61 S. Sandusky St.
Delaware, OH 43015
Mark your calendars for the Spring 2021 term of the Lifelong Learning Institute, with online classes to begin on March 15!
Courses are taught by volunteers, including professors, practitioners and others in a non-competitive environment, with each class meeting for approximately two hours. Join the community of lifelong learners 55 and older for the exciting classes presented below.
Registration for the Spring 2021 term has closed. Please check back for information on the Fall 2021 term and be sure to join our email list to be kept up-to-date.
We look forward to seeing you this spring!
Mondays (March 15, 22, 29, April 5) from 1-3 p.m.
This 4-part course will be a consumer-oriented introduction and overview of health care reform. The need for health care reform is described well by the National Institute of Health Policy: “Healthcare reform refers to a process of changing the system and how it works to make it better for all Americans. Healthcare reform is not something that can happen overnight or that will be easy.” Quality, cost, accessibility, and waste are pressing issues that are important for all of us to understand. Session topics are: Why We Need Health Care Reform: An Overview; What is Value in Health Care?; Patient-Centered Care: The Consumer Movement; and Trends and Issues: Health and Health Care in 2030 and Beyond.
Tuesdays (March 16, 23, 30, April 6) from 10 a.m. - noon
Looking for ideas, information and inspiration for spring gardening? Delaware County Master Gardeners will offer a series of gardening topics that include native plants, weed identification, herbs, and bees and other pollinators. The sessions are designed for ‘green thumb’ beginners to seasoned gardeners.
Wednesdays (March 17, April 14) from 10 a.m. - noon
Join other curious and concerned citizens in exploring a topic of interest while advancing scientific research. Organized by SciStarter, a non-profit organization that directs connections between thousands of scientists/project leaders and millions of potential citizen scientists, participants will join in collaboration with scientists on identified projects. Activities can include, depending on your selected project, collecting data by taking photos of clouds or streams, documenting changes in nature, using smartphone sensors to help scientists monitor water and air quality or playing games to help advance health and medical research – with many activities done from home. The two sessions include an introduction to citizen science, celebration of Citizen Science Month 2021 in April, selection of projects and follow-up to discuss experiences with the chosen projects. In the weeks the class doesn’t formally meet, participants will be involved with their selected project. For most, the citizen scientist will receive a project update from the relevant scientist/project leader.

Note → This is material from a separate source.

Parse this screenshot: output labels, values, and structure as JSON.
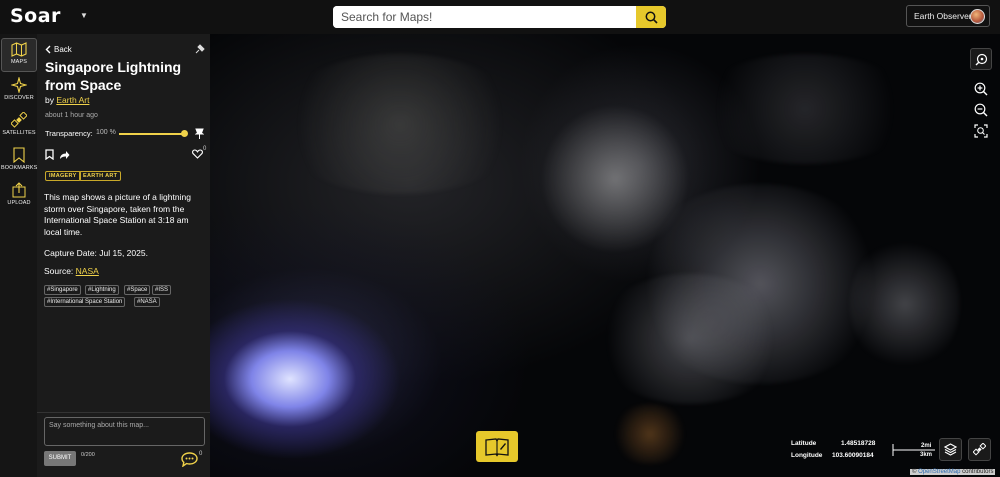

A variety of topics are offered to explore.
Wednesdays (March 24, 31, April 7, 21) from 10 a.m. - noon
Wednesdays (March 17, 24, 31, April 7, 14, 21) from 1-3:30 p.m.
With the topic of immigration frequently in the news, this course will address many related aspects including an historical overview; U.S. government statutes and practices such as quotas, naturalization, and green cards; and research on immigration patterns on the local and regional level as well as offer observations and experiences of recent immigrants in Ohio.
Thursdays (March 18, 25, April 1, 8, 15, 22) from 10 a.m. - noon
What is this uniquely American role of “First Lady” and how did it gain all the responsibilities and expectations it has today? From the very first first ladies who had to make decisions on their roles without previous examples, to progressive first ladies, model wives and secret politicians, this course will explore the multiple and evolving roles of first ladies including emerging expectations and pushing the limits. Ohio’s first ladies will be highlighted including Lucy Webb Hayes, Helen Taft and Florence Harding. A fun fact – Lucy Webb Hayes was Ohio Wesleyan’s first female student.
Thursdays (March 18, 25, April 1, 8, 15, 22) from 1-3:30 p.m.
This interactive, online, six-week workshop provides tools to set your own goals and make step-by-step plans to improve your health, regaining control of the things that matter to you!
Healthy U is for you if you:
Topics include setting and achieving personal goals; strategies to deal with pain, stress, fatigue, and depression; using physical activity to maintain and improve strength, flexibility, and endurance; how to use medications safely and appropriately; and better ways to talk with your doctor and your family about your pain.
Note: Enrollment is limited to 18 participants.
Jim Mendenhall, OWU ’73, Retired Development Director; Clare Decker, Community Education and Initiatives Manager, SourcePoint; and Community Members
Fridays (March 19, 26, April 2, 9, 16) from 9:30-11:30 a.m.
This class looks to build on this past fall’s book discussion of How to Be an Antiracist with further exploration of next steps in addressing racism. Each week will focus on community approaches, drawing in part on current initiatives with attendees encouraged to develop their own action plan. This class welcomes those who attended the fall class as well as those who are joining the class for the first time. New participants will be provided the syllabus from last fall and are asked to read the chapters identified in the syllabus from How to Be an Antiracist by Dr. Ibram Kendi.
Note: Registrants new to the class can acquire a copy of the book either through the Delaware County District Library or a bookstore.